##### Supplied records
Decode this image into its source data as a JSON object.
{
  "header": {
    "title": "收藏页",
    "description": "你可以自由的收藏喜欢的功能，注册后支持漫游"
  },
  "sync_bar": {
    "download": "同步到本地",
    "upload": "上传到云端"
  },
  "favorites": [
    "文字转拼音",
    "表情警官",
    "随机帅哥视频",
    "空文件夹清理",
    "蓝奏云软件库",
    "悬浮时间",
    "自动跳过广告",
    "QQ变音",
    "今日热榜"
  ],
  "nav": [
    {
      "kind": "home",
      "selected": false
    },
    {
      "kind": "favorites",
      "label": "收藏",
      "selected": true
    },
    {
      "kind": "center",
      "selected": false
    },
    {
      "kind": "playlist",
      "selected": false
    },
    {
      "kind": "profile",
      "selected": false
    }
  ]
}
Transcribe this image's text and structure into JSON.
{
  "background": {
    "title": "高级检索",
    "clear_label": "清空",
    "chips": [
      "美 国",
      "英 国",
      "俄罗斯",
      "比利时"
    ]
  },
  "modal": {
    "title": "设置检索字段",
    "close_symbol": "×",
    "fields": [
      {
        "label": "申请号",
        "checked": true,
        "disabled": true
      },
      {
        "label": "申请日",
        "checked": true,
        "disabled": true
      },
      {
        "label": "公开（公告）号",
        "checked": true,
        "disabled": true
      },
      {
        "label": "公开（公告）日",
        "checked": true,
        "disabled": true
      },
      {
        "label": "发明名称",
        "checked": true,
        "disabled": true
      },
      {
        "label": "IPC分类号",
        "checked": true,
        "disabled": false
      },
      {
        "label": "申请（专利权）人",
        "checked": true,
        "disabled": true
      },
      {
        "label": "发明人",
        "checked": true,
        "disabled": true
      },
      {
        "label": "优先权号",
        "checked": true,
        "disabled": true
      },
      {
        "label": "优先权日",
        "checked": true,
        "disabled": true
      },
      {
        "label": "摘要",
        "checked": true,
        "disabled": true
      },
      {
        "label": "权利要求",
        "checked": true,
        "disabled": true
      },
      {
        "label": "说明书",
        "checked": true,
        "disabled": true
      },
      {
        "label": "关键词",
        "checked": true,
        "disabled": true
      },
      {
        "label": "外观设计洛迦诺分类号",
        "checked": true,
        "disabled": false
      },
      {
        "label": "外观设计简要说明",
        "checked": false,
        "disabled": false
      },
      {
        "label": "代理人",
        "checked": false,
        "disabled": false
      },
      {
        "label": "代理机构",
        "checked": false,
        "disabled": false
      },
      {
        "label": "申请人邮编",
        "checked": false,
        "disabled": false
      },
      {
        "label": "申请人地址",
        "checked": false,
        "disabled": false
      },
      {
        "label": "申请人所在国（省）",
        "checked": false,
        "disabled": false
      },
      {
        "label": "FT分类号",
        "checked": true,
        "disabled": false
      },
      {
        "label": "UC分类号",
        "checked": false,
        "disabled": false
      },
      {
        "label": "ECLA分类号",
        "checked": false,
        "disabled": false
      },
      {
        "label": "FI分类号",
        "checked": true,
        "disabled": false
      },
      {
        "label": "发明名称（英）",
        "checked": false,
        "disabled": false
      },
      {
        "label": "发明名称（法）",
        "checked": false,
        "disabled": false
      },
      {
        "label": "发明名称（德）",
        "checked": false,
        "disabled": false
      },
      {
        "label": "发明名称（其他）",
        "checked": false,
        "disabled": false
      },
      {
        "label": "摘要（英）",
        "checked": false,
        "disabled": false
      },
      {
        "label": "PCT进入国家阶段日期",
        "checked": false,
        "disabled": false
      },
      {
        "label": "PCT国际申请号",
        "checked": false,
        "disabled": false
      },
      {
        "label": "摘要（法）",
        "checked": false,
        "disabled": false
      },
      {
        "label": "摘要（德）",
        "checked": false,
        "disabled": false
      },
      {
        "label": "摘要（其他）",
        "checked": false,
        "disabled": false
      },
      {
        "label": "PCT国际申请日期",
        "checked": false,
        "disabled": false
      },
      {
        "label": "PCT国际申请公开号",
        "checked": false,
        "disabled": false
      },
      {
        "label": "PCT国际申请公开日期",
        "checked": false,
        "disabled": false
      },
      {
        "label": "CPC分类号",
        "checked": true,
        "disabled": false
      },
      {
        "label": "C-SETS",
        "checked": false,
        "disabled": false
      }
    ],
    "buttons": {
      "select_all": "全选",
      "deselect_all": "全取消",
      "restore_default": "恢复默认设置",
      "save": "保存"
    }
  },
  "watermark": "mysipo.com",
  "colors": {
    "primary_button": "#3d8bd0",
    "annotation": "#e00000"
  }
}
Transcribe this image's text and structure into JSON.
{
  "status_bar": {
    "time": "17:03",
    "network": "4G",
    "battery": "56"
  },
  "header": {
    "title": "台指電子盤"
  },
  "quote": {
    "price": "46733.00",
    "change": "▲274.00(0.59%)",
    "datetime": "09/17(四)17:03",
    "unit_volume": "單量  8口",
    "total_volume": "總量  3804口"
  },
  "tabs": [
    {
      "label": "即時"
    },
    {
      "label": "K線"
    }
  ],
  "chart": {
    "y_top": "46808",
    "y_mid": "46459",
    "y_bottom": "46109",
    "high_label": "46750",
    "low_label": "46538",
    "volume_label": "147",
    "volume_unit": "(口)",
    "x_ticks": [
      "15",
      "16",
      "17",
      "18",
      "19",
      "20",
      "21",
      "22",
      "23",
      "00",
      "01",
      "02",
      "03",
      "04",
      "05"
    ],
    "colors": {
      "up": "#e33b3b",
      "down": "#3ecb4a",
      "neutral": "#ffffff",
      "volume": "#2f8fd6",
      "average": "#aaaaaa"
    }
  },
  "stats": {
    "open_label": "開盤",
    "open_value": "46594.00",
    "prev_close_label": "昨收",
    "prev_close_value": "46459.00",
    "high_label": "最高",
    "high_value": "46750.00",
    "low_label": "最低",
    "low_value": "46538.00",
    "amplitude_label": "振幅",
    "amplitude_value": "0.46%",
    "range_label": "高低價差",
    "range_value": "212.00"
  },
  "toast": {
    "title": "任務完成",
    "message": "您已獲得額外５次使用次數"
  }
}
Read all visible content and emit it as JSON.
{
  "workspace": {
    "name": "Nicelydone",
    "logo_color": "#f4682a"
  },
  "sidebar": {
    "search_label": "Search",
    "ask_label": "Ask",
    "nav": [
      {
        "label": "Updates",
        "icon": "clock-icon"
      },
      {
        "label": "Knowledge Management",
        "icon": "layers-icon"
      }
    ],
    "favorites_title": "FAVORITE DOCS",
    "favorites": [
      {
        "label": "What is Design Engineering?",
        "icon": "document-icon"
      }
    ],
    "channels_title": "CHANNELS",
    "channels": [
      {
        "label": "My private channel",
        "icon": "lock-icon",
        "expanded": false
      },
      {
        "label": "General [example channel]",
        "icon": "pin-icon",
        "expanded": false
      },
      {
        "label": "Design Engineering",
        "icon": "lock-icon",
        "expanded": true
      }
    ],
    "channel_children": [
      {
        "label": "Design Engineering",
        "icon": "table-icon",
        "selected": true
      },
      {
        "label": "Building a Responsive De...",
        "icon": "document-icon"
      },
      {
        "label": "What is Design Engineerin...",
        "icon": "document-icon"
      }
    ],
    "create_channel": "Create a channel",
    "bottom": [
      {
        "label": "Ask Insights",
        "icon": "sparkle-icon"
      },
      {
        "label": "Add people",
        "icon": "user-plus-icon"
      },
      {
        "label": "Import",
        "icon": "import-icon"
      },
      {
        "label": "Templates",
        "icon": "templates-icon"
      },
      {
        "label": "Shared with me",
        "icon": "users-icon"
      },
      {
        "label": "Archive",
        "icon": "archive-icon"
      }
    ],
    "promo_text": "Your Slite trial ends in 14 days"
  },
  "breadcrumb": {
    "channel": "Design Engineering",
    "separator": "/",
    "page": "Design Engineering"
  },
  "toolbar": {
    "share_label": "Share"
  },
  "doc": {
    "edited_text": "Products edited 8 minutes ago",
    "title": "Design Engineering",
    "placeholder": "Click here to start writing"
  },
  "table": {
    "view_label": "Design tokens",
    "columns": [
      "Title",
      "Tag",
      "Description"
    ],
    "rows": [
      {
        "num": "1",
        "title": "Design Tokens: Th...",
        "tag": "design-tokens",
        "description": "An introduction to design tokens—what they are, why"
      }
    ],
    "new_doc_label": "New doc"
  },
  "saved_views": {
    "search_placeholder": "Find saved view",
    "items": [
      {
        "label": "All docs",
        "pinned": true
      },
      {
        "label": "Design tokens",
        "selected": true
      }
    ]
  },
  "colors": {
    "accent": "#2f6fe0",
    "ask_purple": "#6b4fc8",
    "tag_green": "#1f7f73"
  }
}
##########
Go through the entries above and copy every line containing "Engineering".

* _Answer to the exercise_:
        "label": "What is Design Engineering?",
        "label": "Design Engineering",
        "label": "Design Engineering",
    "channel": "Design Engineering",
    "page": "Design Engineering"
    "title": "Design Engineering",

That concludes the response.